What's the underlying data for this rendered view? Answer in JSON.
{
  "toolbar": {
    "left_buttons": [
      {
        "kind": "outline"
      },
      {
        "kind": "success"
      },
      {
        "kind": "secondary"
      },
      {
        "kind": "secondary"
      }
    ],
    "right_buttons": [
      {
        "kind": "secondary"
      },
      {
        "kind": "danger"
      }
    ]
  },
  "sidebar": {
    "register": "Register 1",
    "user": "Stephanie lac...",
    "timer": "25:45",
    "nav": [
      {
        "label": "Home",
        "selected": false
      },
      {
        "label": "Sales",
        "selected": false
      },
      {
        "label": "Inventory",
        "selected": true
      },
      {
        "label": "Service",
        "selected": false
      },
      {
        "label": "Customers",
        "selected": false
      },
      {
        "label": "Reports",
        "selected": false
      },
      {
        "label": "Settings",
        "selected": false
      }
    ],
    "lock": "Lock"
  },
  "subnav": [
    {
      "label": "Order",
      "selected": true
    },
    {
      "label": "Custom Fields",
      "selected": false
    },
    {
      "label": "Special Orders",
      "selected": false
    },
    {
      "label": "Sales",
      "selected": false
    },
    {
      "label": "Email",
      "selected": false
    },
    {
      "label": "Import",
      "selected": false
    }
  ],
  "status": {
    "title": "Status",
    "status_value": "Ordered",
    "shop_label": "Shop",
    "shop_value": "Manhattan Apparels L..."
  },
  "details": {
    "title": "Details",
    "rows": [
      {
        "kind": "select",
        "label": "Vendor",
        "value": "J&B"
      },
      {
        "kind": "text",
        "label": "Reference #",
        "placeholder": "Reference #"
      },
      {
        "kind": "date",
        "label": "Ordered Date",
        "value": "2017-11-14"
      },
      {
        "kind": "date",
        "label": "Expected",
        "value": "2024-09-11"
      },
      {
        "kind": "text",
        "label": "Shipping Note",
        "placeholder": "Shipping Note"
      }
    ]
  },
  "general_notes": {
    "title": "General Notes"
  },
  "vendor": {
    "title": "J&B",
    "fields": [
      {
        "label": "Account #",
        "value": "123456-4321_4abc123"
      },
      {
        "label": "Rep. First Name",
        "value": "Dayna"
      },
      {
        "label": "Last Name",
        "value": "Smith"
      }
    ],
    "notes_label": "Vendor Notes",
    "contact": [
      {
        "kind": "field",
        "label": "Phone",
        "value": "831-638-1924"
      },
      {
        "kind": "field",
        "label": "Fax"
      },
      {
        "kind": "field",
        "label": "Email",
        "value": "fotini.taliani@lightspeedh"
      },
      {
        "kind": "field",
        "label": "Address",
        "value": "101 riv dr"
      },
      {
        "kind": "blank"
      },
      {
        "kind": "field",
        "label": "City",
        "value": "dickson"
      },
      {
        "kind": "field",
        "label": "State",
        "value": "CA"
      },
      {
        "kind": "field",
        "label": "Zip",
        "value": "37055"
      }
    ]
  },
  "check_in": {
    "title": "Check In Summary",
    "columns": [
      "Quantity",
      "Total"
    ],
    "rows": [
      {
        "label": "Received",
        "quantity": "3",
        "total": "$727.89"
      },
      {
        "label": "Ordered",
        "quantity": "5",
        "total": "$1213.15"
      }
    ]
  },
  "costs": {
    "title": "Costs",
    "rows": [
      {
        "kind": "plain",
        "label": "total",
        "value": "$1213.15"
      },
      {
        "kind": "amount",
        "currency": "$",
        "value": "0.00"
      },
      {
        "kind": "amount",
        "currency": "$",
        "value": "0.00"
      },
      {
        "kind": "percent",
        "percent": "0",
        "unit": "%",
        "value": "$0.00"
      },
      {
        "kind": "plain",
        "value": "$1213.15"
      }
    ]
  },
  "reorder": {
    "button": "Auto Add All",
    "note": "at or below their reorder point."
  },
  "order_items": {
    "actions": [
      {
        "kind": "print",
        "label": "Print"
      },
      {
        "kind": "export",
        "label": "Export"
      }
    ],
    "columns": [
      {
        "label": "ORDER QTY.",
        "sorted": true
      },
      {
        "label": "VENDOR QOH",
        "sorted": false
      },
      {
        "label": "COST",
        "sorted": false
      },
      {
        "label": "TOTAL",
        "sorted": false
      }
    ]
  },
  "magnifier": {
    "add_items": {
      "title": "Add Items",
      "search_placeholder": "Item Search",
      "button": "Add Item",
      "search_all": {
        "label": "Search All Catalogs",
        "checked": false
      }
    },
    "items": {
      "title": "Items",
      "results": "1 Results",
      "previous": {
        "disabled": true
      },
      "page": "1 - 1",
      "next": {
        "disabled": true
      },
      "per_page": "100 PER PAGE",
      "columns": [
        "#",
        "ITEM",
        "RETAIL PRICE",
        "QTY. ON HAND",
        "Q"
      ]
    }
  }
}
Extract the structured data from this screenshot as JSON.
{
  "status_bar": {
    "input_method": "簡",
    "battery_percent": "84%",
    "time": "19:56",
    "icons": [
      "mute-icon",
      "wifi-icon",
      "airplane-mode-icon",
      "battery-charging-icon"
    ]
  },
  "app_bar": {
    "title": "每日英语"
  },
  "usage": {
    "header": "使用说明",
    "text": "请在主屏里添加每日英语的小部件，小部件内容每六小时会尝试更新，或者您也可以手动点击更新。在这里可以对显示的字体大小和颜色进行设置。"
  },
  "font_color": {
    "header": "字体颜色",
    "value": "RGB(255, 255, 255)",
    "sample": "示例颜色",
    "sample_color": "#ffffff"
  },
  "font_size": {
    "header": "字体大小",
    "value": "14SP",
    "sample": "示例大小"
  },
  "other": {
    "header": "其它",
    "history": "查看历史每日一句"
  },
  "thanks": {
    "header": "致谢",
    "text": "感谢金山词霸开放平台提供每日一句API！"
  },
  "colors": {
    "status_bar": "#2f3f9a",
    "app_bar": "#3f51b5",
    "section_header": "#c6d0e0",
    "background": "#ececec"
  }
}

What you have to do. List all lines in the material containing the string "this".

Problem solution.
What's the underlying data for this rendered view? Answer in JSON.
Extract the structured data from this screenshot as JSON.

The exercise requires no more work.